It’s a fun project, and a great way to get familiar with the basics of working with e-ink displays. We’d love to see a WiFi-enabled version that pulls down the hottest daily haikus fresh from the web, too. Funnily enough, our own archives only feature one other reference to the famous Japanese art, which has little to do with poetry. If you fancy changing that, make something relevant and drop us a line. Video after the break.
Continue reading “An E-Book Reader, But Just For Haiku”
With his brother’s wedding coming up, [Sebastian] needed a wedding gift. Rather than purchasing something, he elected to build a digital guestbook so guests could share their well-wishes with the happy couple.

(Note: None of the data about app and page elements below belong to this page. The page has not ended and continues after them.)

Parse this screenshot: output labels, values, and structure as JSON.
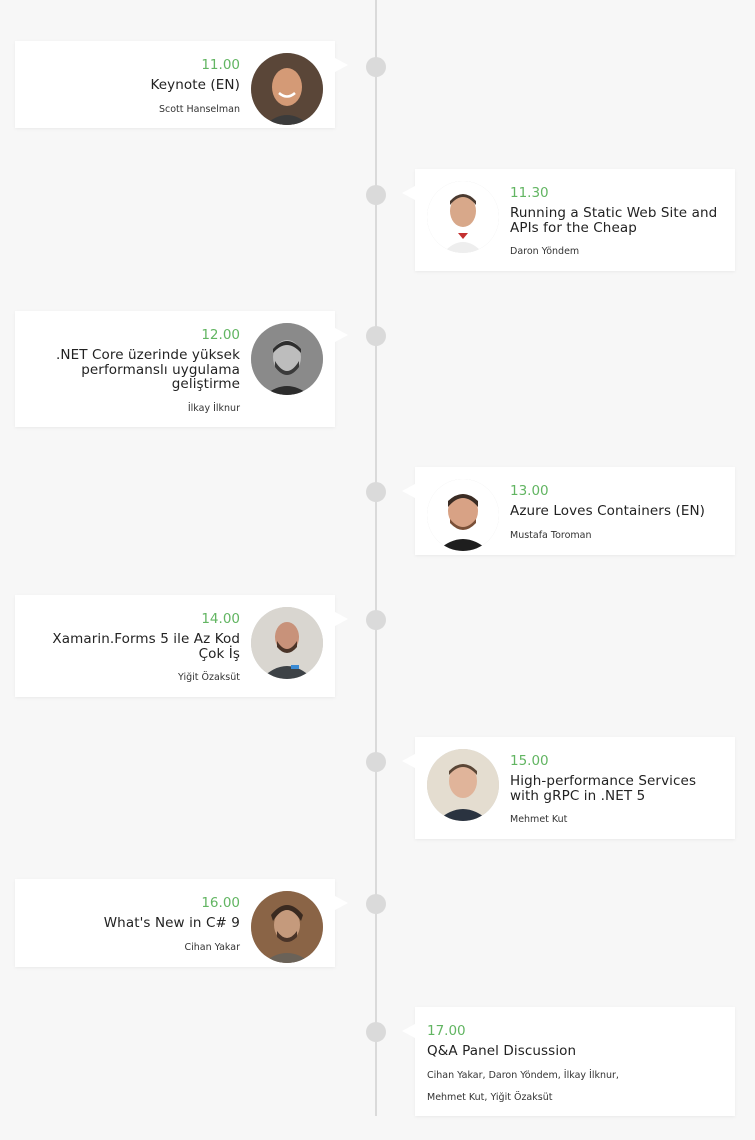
{
  "sessions": [
    {
      "time": "11.00",
      "title": "Keynote (EN)",
      "speaker": "Scott Hanselman",
      "avatar_icon": "speaker-photo-scott-hanselman"
    },
    {
      "time": "11.30",
      "title": "Running a Static Web Site and APIs for the Cheap",
      "speaker": "Daron Yöndem",
      "avatar_icon": "speaker-photo-daron-yondem"
    },
    {
      "time": "12.00",
      "title": ".NET Core üzerinde yüksek performanslı uygulama geliştirme",
      "speaker": "İlkay İlknur",
      "avatar_icon": "speaker-photo-ilkay-ilknur"
    },
    {
      "time": "13.00",
      "title": "Azure Loves Containers (EN)",
      "speaker": "Mustafa Toroman",
      "avatar_icon": "speaker-photo-mustafa-toroman"
    },
    {
      "time": "14.00",
      "title": "Xamarin.Forms 5 ile Az Kod Çok İş",
      "speaker": "Yiğit Özaksüt",
      "avatar_icon": "speaker-photo-yigit-ozaksut"
    },
    {
      "time": "15.00",
      "title": "High-performance Services with gRPC in .NET 5",
      "speaker": "Mehmet Kut",
      "avatar_icon": "speaker-photo-mehmet-kut"
    },
    {
      "time": "16.00",
      "title": "What's New in C# 9",
      "speaker": "Cihan Yakar",
      "avatar_icon": "speaker-photo-cihan-yakar"
    },
    {
      "time": "17.00",
      "title": "Q&A Panel Discussion",
      "speaker_line1": "Cihan Yakar, Daron Yöndem, İlkay İlknur,",
      "speaker_line2": "Mehmet Kut, Yiğit Özaksüt"
    }
  ],
  "colors": {
    "time": "#62b562",
    "line": "#dadada",
    "background": "#f7f7f7"
  }
}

The guestbook has a simple web-based interface, which was accessible over a domain name [Sebastian] registered with the couple’s names ahead of the event. There, users could enter text and draw a friendly message for the digital guestbook. The guestbook itself consists of an ESP32 running a e-ink display, packaged in a tidy 3D printed enclosure featuring the couple’s initials. It regularly queries the web server, and displays the messages it finds on the screen.
It’s a great use of an e-ink display, as it made reading the messages in bright daylight easy where other technologies may have faltered. [Sebastian] was also clever to install some LEDs for the night portion of the reception. We’ve featured a few wedding gifts on these pages before, including this particularly amusing sugar cube. Video after the break.
Continue reading “A Digital Guestbook Is A Perfect Hacker Wedding Gift”
It’s a shame that so many cool things happen in the night sky, but we can’t see them because of clouds or light pollution. If you missed seeing the comet NEOWISE or this summer’s Perseid meteor showers, there’s not a lot to be done but look at other people’s pictures. But if it’s the Moon and its phases you keep missing out on, that information can be acquired and visualized fairly easily.
This project includes a bunch of firsts for [Jacob Tarr], like designing a custom PCB and utilizing a three-color E-ink screen to show the Moon in its current phase along with the date and time.
[Jacob]’s moon phase viewer runs on an ItsyBitsy M4 Express, which holds data pulled from NASA ahead of time to save battery. Every morning, the board dishes out the daily info on a schedule kept by a real-time clock module.
We particularly like the minimalist case design, especially the little shelf that holds the lithium-ion cell. This is just the beginning, and [Jacob] plans to add more detail for anyone who wants one for themselves.
If you want something more Moon-shaped, here’s a printed version that gets brighter in time with the real thing. Or you could just make a giant light-up full moon like Hackaday super alumnus [Caleb Kraft].